### EXERCISE INSTRUCTIONS
Consider the material that follows. How many of its lines contain "title"? Reply with the number alone.

————

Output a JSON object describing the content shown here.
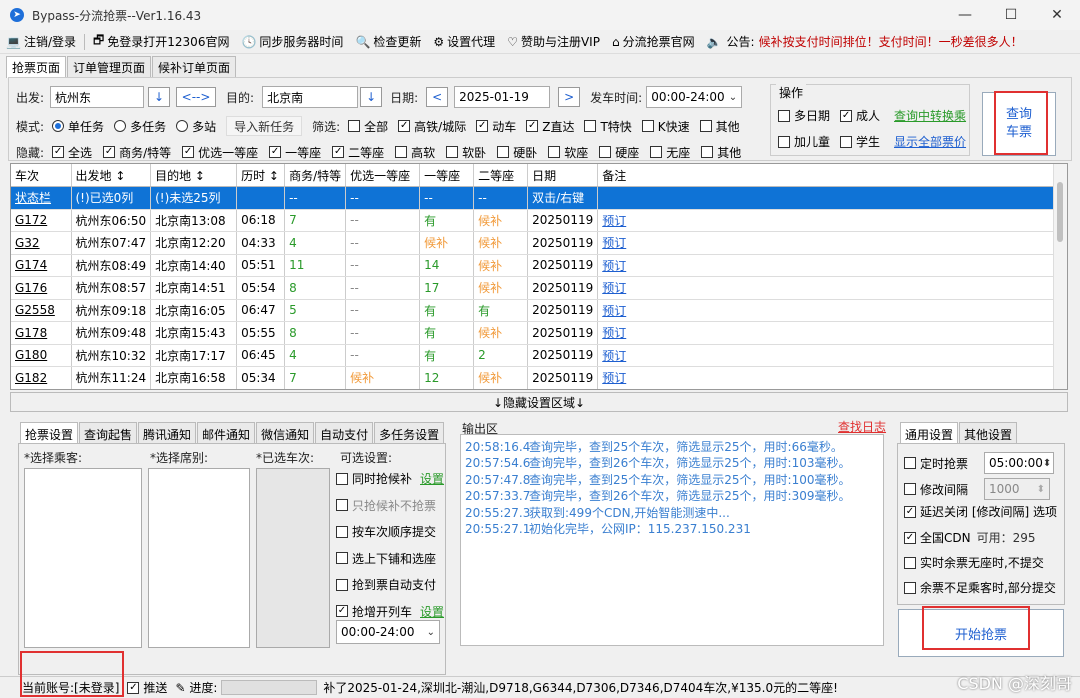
{
  "window": {
    "title": "Bypass-分流抢票--Ver1.16.43",
    "minimize": "—",
    "maximize": "☐",
    "close": "✕"
  },
  "menu": {
    "items": [
      {
        "icon": "💻",
        "label": "注销/登录"
      },
      {
        "icon": "🗗",
        "label": "免登录打开12306官网"
      },
      {
        "icon": "🕓",
        "label": "同步服务器时间"
      },
      {
        "icon": "🔍",
        "label": "检查更新"
      },
      {
        "icon": "⚙",
        "label": "设置代理"
      },
      {
        "icon": "♡",
        "label": "赞助与注册VIP"
      },
      {
        "icon": "⌂",
        "label": "分流抢票官网"
      }
    ],
    "notice_label": "公告:",
    "notice_text": "候补按支付时间排位！支付时间！一秒差很多人！"
  },
  "page_tabs": [
    "抢票页面",
    "订单管理页面",
    "候补订单页面"
  ],
  "search": {
    "from_label": "出发:",
    "from_value": "杭州东",
    "swap_label": "<-->",
    "to_label": "目的:",
    "to_value": "北京南",
    "date_label": "日期:",
    "date_value": "2025-01-19",
    "prev": "<",
    "next": ">",
    "time_label": "发车时间:",
    "time_value": "00:00-24:00",
    "arrow_down": "↓"
  },
  "mode": {
    "label": "模式:",
    "options": [
      {
        "label": "单任务",
        "on": true
      },
      {
        "label": "多任务",
        "on": false
      },
      {
        "label": "多站",
        "on": false
      }
    ],
    "import_btn": "导入新任务",
    "filter_label": "筛选:",
    "filters": [
      {
        "label": "全部",
        "on": false
      },
      {
        "label": "高铁/城际",
        "on": true
      },
      {
        "label": "动车",
        "on": true
      },
      {
        "label": "Z直达",
        "on": true
      },
      {
        "label": "T特快",
        "on": false
      },
      {
        "label": "K快速",
        "on": false
      },
      {
        "label": "其他",
        "on": false
      }
    ]
  },
  "hide": {
    "label": "隐藏:",
    "items": [
      {
        "label": "全选",
        "on": true
      },
      {
        "label": "商务/特等",
        "on": true
      },
      {
        "label": "优选一等座",
        "on": true
      },
      {
        "label": "一等座",
        "on": true
      },
      {
        "label": "二等座",
        "on": true
      },
      {
        "label": "高软",
        "on": false
      },
      {
        "label": "软卧",
        "on": false
      },
      {
        "label": "硬卧",
        "on": false
      },
      {
        "label": "软座",
        "on": false
      },
      {
        "label": "硬座",
        "on": false
      },
      {
        "label": "无座",
        "on": false
      },
      {
        "label": "其他",
        "on": false
      }
    ]
  },
  "ops": {
    "title": "操作",
    "multi_date": "多日期",
    "adult": "成人",
    "transfer_link": "查询中转换乘",
    "child": "加儿童",
    "student": "学生",
    "all_fares_link": "显示全部票价",
    "query_btn_1": "查询",
    "query_btn_2": "车票"
  },
  "table": {
    "headers": [
      "车次",
      "出发地 ↕",
      "目的地 ↕",
      "历时 ↕",
      "商务/特等",
      "优选一等座",
      "一等座",
      "二等座",
      "日期",
      "备注"
    ],
    "status_row": [
      "状态栏",
      "(!)已选0列",
      "(!)未选25列",
      "",
      "--",
      "--",
      "--",
      "--",
      "双击/右键",
      "  "
    ],
    "rows": [
      [
        "G172",
        "杭州东06:50",
        "北京南13:08",
        "06:18",
        "7",
        "--",
        "有",
        "候补",
        "20250119",
        "预订"
      ],
      [
        "G32",
        "杭州东07:47",
        "北京南12:20",
        "04:33",
        "4",
        "--",
        "候补",
        "候补",
        "20250119",
        "预订"
      ],
      [
        "G174",
        "杭州东08:49",
        "北京南14:40",
        "05:51",
        "11",
        "--",
        "14",
        "候补",
        "20250119",
        "预订"
      ],
      [
        "G176",
        "杭州东08:57",
        "北京南14:51",
        "05:54",
        "8",
        "--",
        "17",
        "候补",
        "20250119",
        "预订"
      ],
      [
        "G2558",
        "杭州东09:18",
        "北京南16:05",
        "06:47",
        "5",
        "--",
        "有",
        "有",
        "20250119",
        "预订"
      ],
      [
        "G178",
        "杭州东09:48",
        "北京南15:43",
        "05:55",
        "8",
        "--",
        "有",
        "候补",
        "20250119",
        "预订"
      ],
      [
        "G180",
        "杭州东10:32",
        "北京南17:17",
        "06:45",
        "4",
        "--",
        "有",
        "2",
        "20250119",
        "预订"
      ],
      [
        "G182",
        "杭州东11:24",
        "北京南16:58",
        "05:34",
        "7",
        "候补",
        "12",
        "候补",
        "20250119",
        "预订"
      ]
    ]
  },
  "hide_bar": "↓隐藏设置区域↓",
  "left_tabs": [
    "抢票设置",
    "查询起售",
    "腾讯通知",
    "邮件通知",
    "微信通知",
    "自动支付",
    "多任务设置"
  ],
  "settings": {
    "passenger_label": "*选择乘客:",
    "seat_label": "*选择席别:",
    "train_label": "*已选车次:",
    "optional_label": "可选设置:",
    "options": [
      {
        "label": "同时抢候补",
        "on": false
      },
      {
        "label": "只抢候补不抢票",
        "on": false
      },
      {
        "label": "按车次顺序提交",
        "on": false
      },
      {
        "label": "选上下铺和选座",
        "on": false
      },
      {
        "label": "抢到票自动支付",
        "on": false
      },
      {
        "label": "抢增开列车",
        "on": true
      }
    ],
    "settings_link": "设置",
    "time_value": "00:00-24:00"
  },
  "log": {
    "title": "输出区",
    "view_log": "查找日志",
    "lines": [
      {
        "t": "20:58:16.4",
        "m": "查询完毕，查到25个车次，筛选显示25个，用时:66毫秒。"
      },
      {
        "t": "20:57:54.6",
        "m": "查询完毕，查到26个车次，筛选显示25个，用时:103毫秒。"
      },
      {
        "t": "20:57:47.8",
        "m": "查询完毕，查到25个车次，筛选显示25个，用时:100毫秒。"
      },
      {
        "t": "20:57:33.7",
        "m": "查询完毕，查到26个车次，筛选显示25个，用时:309毫秒。"
      },
      {
        "t": "20:55:27.3",
        "m": "获取到:499个CDN,开始智能测速中..."
      },
      {
        "t": "20:55:27.1",
        "m": "初始化完毕，公网IP：115.237.150.231"
      }
    ]
  },
  "right_tabs": [
    "通用设置",
    "其他设置"
  ],
  "general": {
    "timed": "定时抢票",
    "timed_value": "05:00:00",
    "interval": "修改间隔",
    "interval_value": "1000",
    "delay_close": "延迟关闭 [修改间隔] 选项",
    "cdn": "全国CDN",
    "cdn_avail": "可用：295",
    "realtime": "实时余票无座时,不提交",
    "partial": "余票不足乘客时,部分提交",
    "start_btn": "开始抢票"
  },
  "status": {
    "account": "当前账号:[未登录]",
    "push": "推送",
    "progress_label": "进度:",
    "scroll_text": "补了2025-01-24,深圳北-潮汕,D9718,G6344,D7306,D7346,D7404车次,¥135.0元的二等座!"
  },
  "watermark": "CSDN @深刻哥"
}
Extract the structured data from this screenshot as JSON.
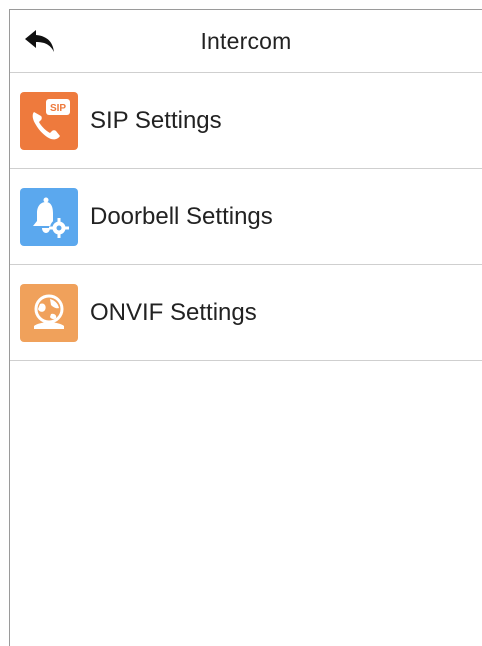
{
  "header": {
    "title": "Intercom",
    "back_icon": "back-arrow-icon"
  },
  "menu": {
    "items": [
      {
        "label": "SIP Settings",
        "icon": "sip-phone-icon",
        "icon_color": "#EE7A3D"
      },
      {
        "label": "Doorbell Settings",
        "icon": "doorbell-gear-icon",
        "icon_color": "#5BA8EE"
      },
      {
        "label": "ONVIF Settings",
        "icon": "onvif-globe-icon",
        "icon_color": "#F0A15B"
      }
    ]
  }
}
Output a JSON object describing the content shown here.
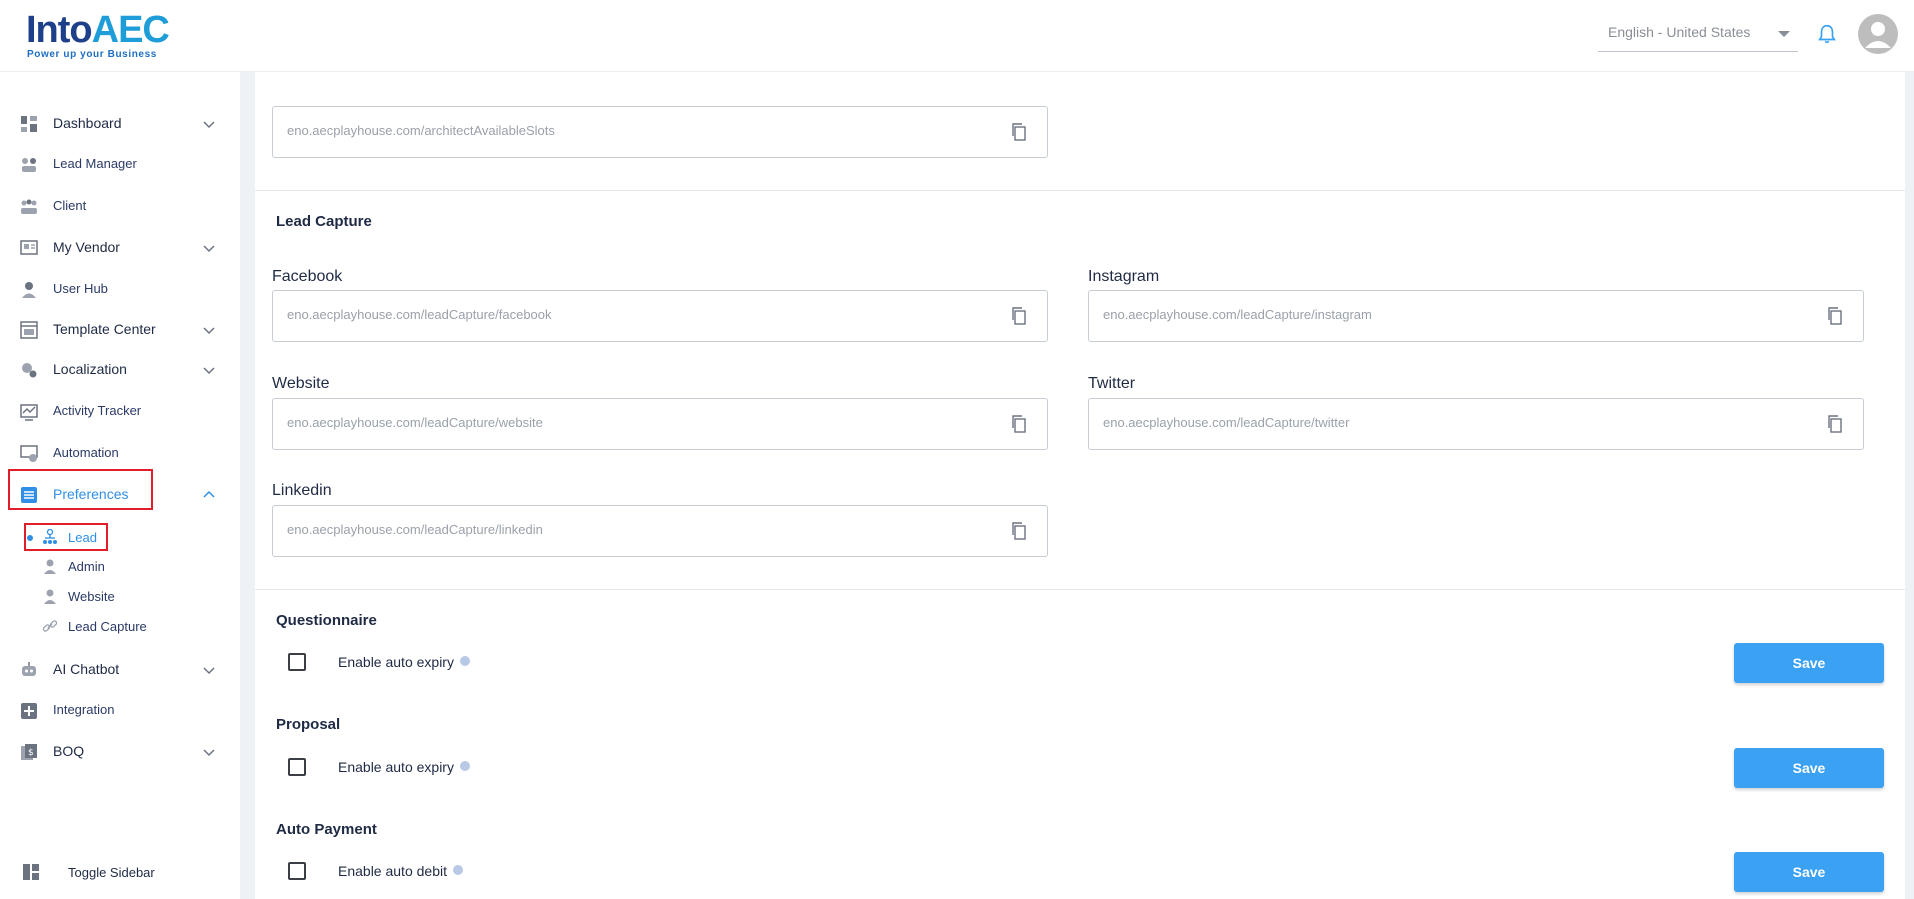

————

### ANSWER TO THIS PROBLEM
4